Extracted from text ... The Last Word Political posters: communicators or decorations? LM Fourie The last word: Political posters: communicators or decorations? Political posters are often described as the decorations of elections. However, on how effective or successful political posters really are in harvesting votes, the last word has not been spoken. Although no party has probably ever won or lost an election because of its posters, the power of posters should not be underestimated. Posters are generally more effective in raising awareness than actually persuading voters to vote for a specific party. Political posters contribute mainly to image building, the reinforcement of party ..
Source: Communicare : Journal for Communication Sciences in Southern Africa 25, pp 132 –137 (2006)More Less

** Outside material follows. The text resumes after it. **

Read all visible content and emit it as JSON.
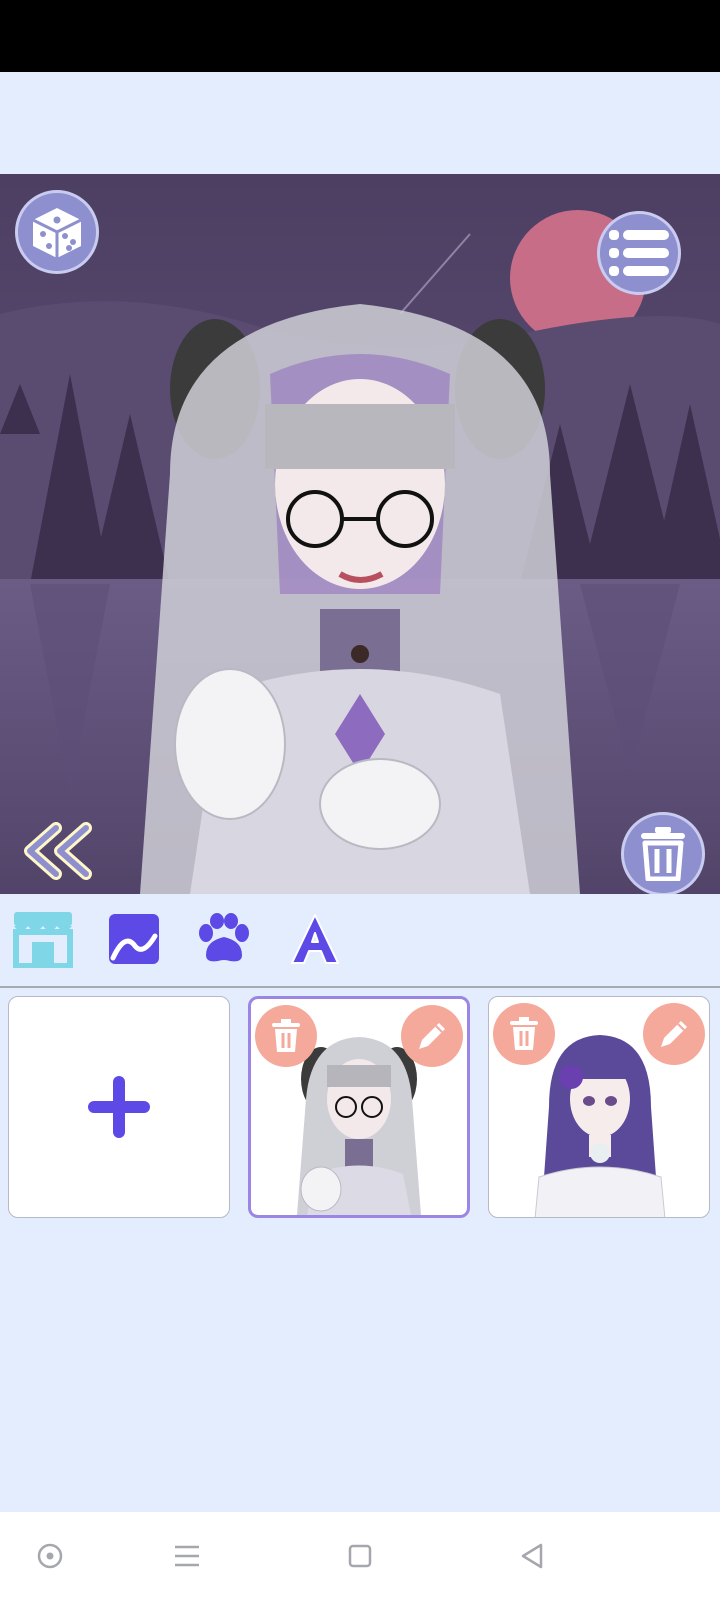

Extracted from text ... Research Forum Volume 25 (1) July 2006 In order to facilitate this journal's contribution to being a meeting place for academic debate in the broad field of Communication Studies, this section publishes information on completed master's dissertations and doctoral theses. MASTER'S DISSERTATIONS BOTMA, G.J. 2005. Sinergie as politiek-ekonomiese strategie in die balansering van idealisme en markgerigtheid by Die Burger Wes-Kaap, 2004-2005 Degree: MPhil (Journalism) Supervisor/Promoter: Dr H.J. Wasserman University of Stellenbosch The leading South African media groups are subject to many challenges to their political economic interests as part of the international capitalist profit economy. These challenges coincide with ..